▶ What you need to do:
Restate each of the lines below word for word and drop every picture.

[Recorded information]

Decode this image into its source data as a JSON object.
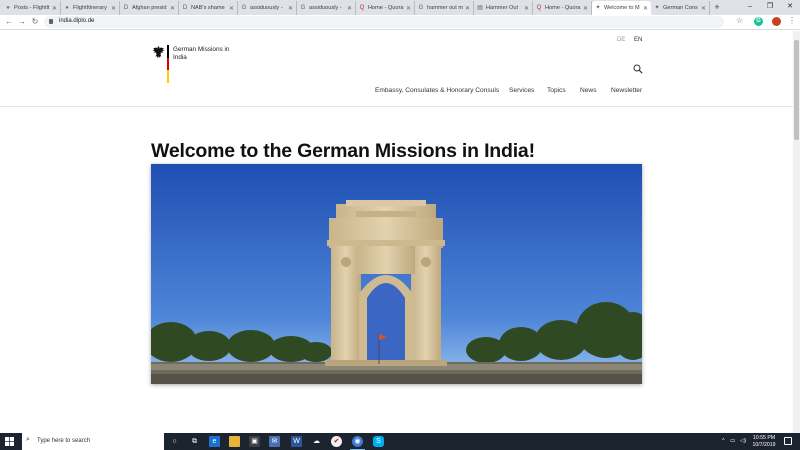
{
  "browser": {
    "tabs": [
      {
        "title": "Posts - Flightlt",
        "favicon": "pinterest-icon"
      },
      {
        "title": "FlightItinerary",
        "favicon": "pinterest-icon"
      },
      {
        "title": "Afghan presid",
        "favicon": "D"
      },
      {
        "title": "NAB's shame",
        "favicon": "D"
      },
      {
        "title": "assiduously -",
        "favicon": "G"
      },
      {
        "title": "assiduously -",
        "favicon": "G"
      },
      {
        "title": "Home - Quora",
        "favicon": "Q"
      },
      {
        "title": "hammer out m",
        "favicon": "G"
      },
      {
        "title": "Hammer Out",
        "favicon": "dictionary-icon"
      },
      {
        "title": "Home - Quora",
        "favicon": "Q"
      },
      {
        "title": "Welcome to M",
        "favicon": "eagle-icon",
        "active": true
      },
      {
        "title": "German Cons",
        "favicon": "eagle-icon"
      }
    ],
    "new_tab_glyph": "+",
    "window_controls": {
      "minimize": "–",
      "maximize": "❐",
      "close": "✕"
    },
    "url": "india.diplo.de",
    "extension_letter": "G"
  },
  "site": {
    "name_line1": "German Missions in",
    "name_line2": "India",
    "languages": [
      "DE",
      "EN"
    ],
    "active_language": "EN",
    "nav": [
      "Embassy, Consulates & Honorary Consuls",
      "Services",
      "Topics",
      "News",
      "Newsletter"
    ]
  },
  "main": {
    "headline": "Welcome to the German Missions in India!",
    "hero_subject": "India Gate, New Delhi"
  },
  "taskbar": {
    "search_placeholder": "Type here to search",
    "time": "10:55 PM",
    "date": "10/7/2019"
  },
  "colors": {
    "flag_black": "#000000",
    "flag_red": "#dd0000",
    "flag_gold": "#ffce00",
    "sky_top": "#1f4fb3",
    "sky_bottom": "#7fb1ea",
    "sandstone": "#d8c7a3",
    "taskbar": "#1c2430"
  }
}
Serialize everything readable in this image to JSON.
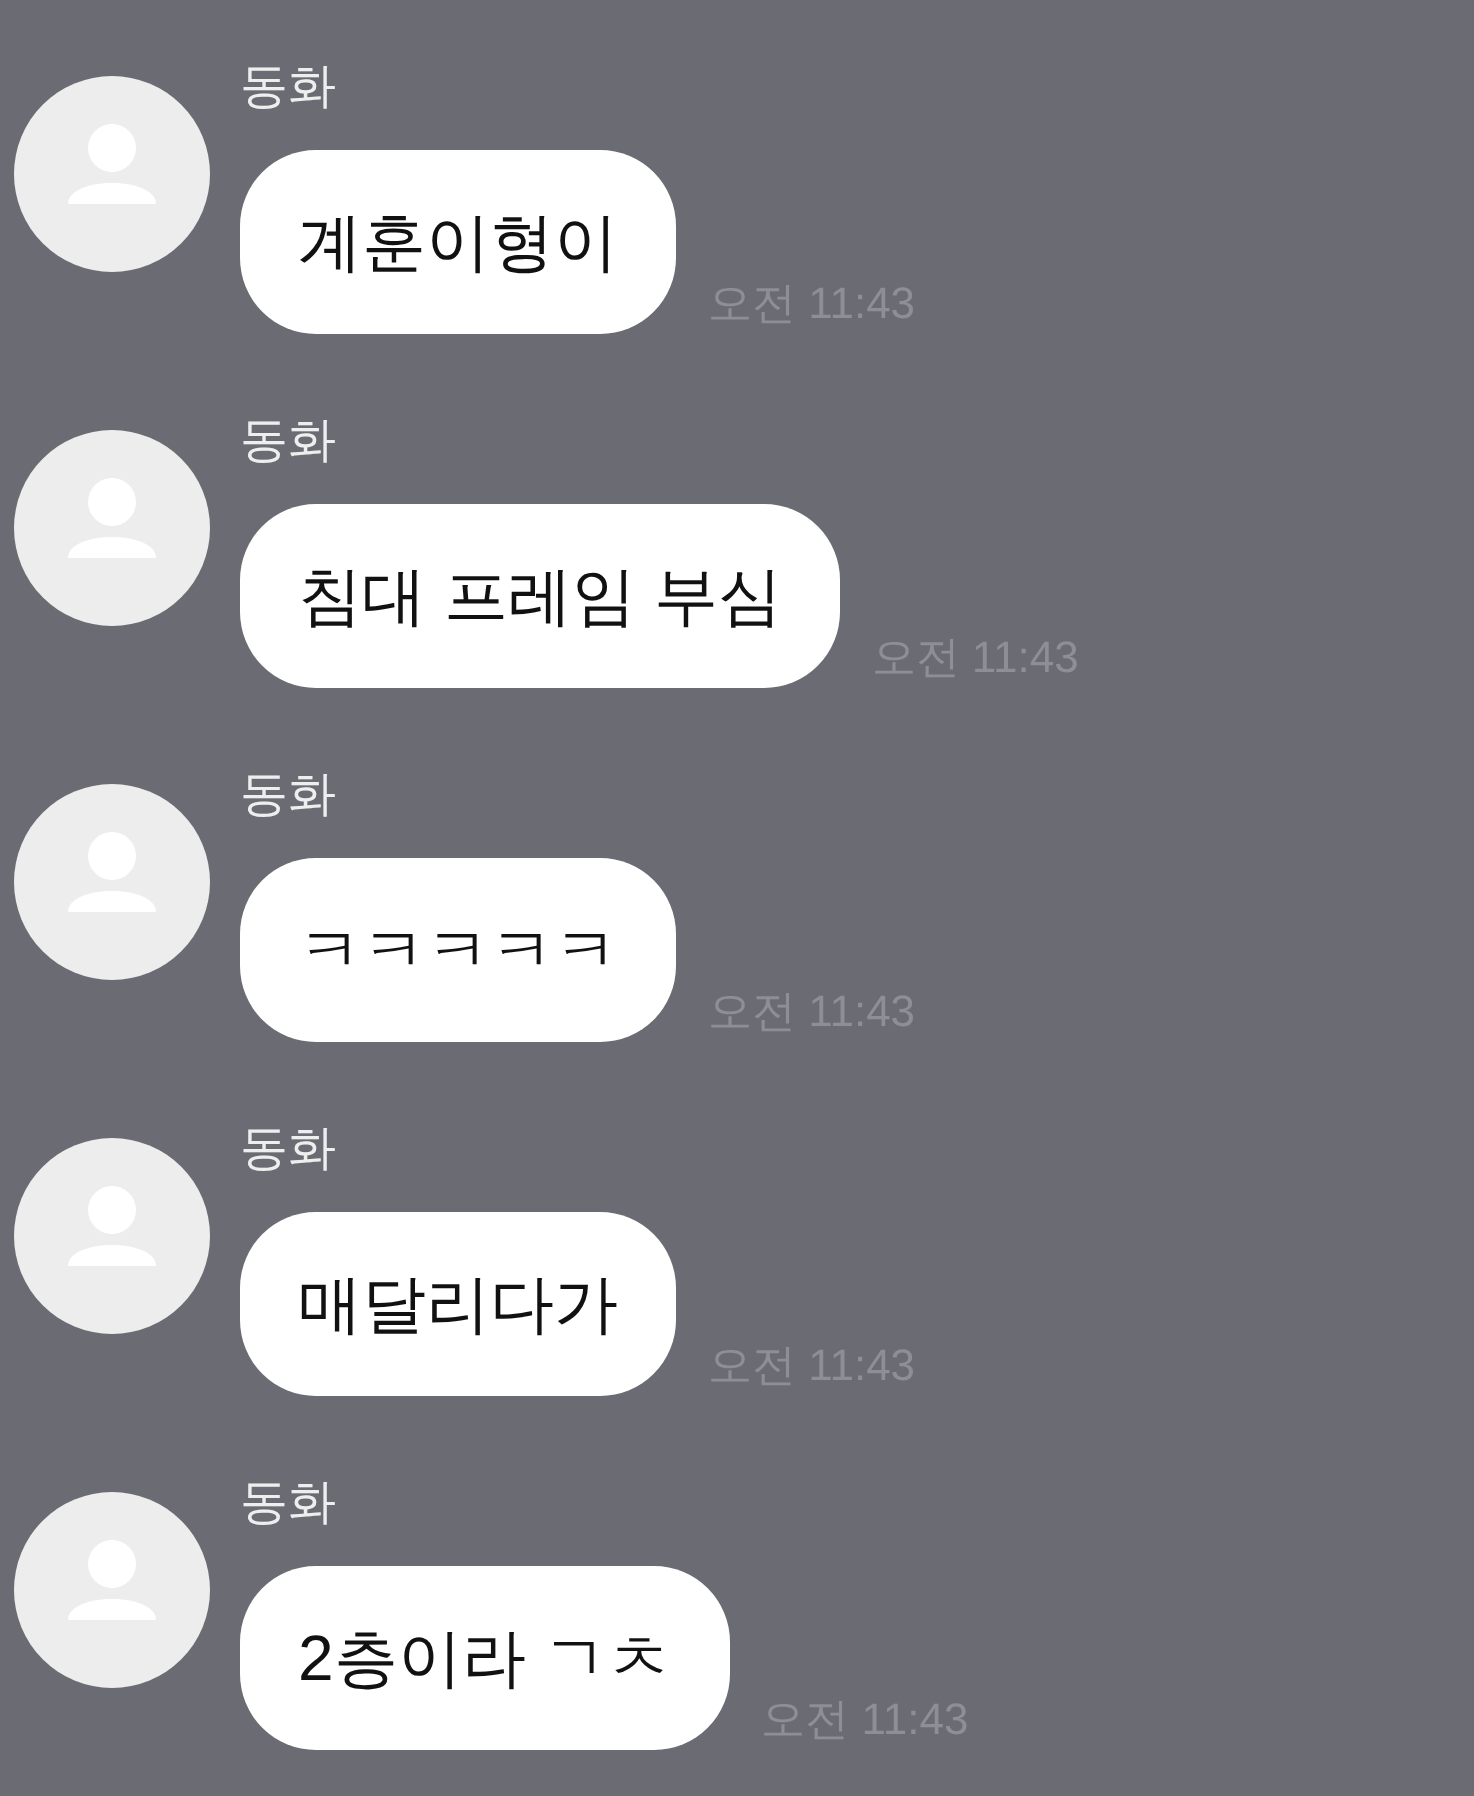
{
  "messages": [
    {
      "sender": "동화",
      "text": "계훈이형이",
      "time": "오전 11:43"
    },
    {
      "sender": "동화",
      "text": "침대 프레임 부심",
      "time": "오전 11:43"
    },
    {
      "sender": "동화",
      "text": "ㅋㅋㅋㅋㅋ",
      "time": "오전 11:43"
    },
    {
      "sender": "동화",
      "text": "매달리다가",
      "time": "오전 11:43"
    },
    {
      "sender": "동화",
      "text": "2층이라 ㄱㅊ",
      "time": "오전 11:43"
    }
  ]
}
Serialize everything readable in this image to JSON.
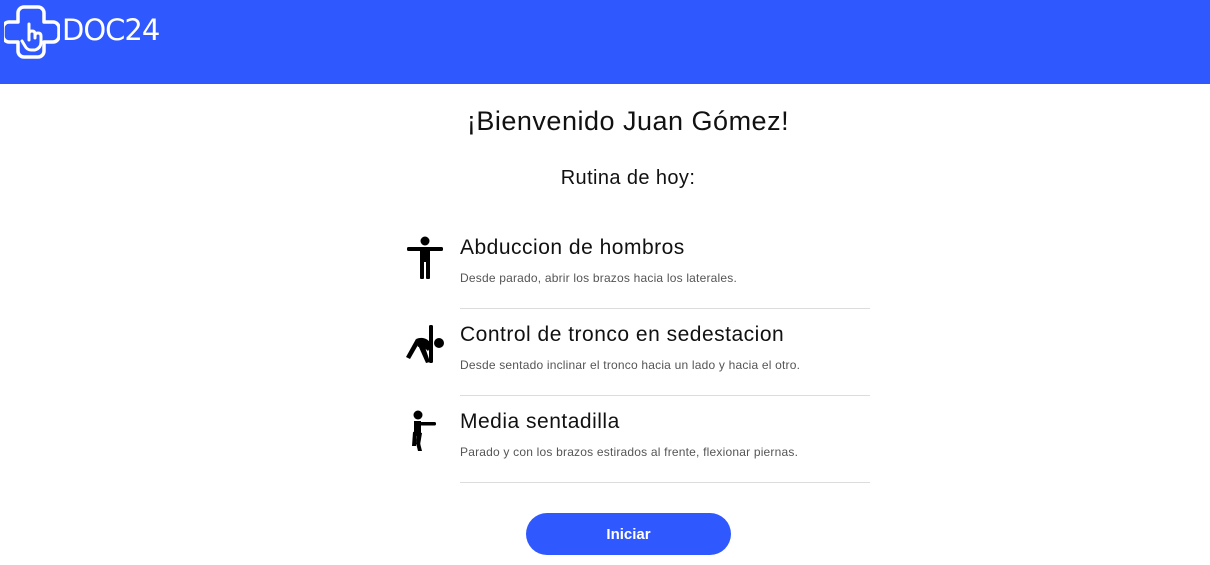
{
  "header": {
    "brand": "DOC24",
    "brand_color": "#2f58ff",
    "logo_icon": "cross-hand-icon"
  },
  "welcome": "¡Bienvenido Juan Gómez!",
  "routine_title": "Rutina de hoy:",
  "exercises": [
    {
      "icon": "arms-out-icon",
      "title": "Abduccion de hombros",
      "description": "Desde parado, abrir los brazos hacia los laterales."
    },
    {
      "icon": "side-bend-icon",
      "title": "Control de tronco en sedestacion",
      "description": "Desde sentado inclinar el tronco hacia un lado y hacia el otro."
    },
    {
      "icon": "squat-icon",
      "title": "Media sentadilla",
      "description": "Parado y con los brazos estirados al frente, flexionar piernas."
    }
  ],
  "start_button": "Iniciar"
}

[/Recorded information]

▶ Solved problem:
Decode this image into its source data as a JSON object.
{
  "browser": {
    "tabs": [
      {
        "title": "Posts - Flightlt",
        "favicon": "pinterest-icon"
      },
      {
        "title": "FlightItinerary",
        "favicon": "pinterest-icon"
      },
      {
        "title": "Afghan presid",
        "favicon": "D"
      },
      {
        "title": "NAB's shame",
        "favicon": "D"
      },
      {
        "title": "assiduously -",
        "favicon": "G"
      },
      {
        "title": "assiduously -",
        "favicon": "G"
      },
      {
        "title": "Home - Quora",
        "favicon": "Q"
      },
      {
        "title": "hammer out m",
        "favicon": "G"
      },
      {
        "title": "Hammer Out",
        "favicon": "dictionary-icon"
      },
      {
        "title": "Home - Quora",
        "favicon": "Q"
      },
      {
        "title": "Welcome to M",
        "favicon": "eagle-icon",
        "active": true
      },
      {
        "title": "German Cons",
        "favicon": "eagle-icon"
      }
    ],
    "new_tab_glyph": "+",
    "window_controls": {
      "minimize": "–",
      "maximize": "❐",
      "close": "✕"
    },
    "url": "india.diplo.de",
    "extension_letter": "G"
  },
  "site": {
    "name_line1": "German Missions in",
    "name_line2": "India",
    "languages": [
      "DE",
      "EN"
    ],
    "active_language": "EN",
    "nav": [
      "Embassy, Consulates & Honorary Consuls",
      "Services",
      "Topics",
      "News",
      "Newsletter"
    ]
  },
  "main": {
    "headline": "Welcome to the German Missions in India!",
    "hero_subject": "India Gate, New Delhi"
  },
  "taskbar": {
    "search_placeholder": "Type here to search",
    "time": "10:55 PM",
    "date": "10/7/2019"
  },
  "colors": {
    "flag_black": "#000000",
    "flag_red": "#dd0000",
    "flag_gold": "#ffce00",
    "sky_top": "#1f4fb3",
    "sky_bottom": "#7fb1ea",
    "sandstone": "#d8c7a3",
    "taskbar": "#1c2430"
  }
}
Serialize everything readable in this image to JSON.
{
  "messages": [
    {
      "sender": "동화",
      "text": "계훈이형이",
      "time": "오전 11:43"
    },
    {
      "sender": "동화",
      "text": "침대 프레임 부심",
      "time": "오전 11:43"
    },
    {
      "sender": "동화",
      "text": "ㅋㅋㅋㅋㅋ",
      "time": "오전 11:43"
    },
    {
      "sender": "동화",
      "text": "매달리다가",
      "time": "오전 11:43"
    },
    {
      "sender": "동화",
      "text": "2층이라 ㄱㅊ",
      "time": "오전 11:43"
    }
  ]
}
Serialize everything readable in this image to JSON.
{
  "header": {
    "brand": "DOC24",
    "brand_color": "#2f58ff",
    "logo_icon": "cross-hand-icon"
  },
  "welcome": "¡Bienvenido Juan Gómez!",
  "routine_title": "Rutina de hoy:",
  "exercises": [
    {
      "icon": "arms-out-icon",
      "title": "Abduccion de hombros",
      "description": "Desde parado, abrir los brazos hacia los laterales."
    },
    {
      "icon": "side-bend-icon",
      "title": "Control de tronco en sedestacion",
      "description": "Desde sentado inclinar el tronco hacia un lado y hacia el otro."
    },
    {
      "icon": "squat-icon",
      "title": "Media sentadilla",
      "description": "Parado y con los brazos estirados al frente, flexionar piernas."
    }
  ],
  "start_button": "Iniciar"
}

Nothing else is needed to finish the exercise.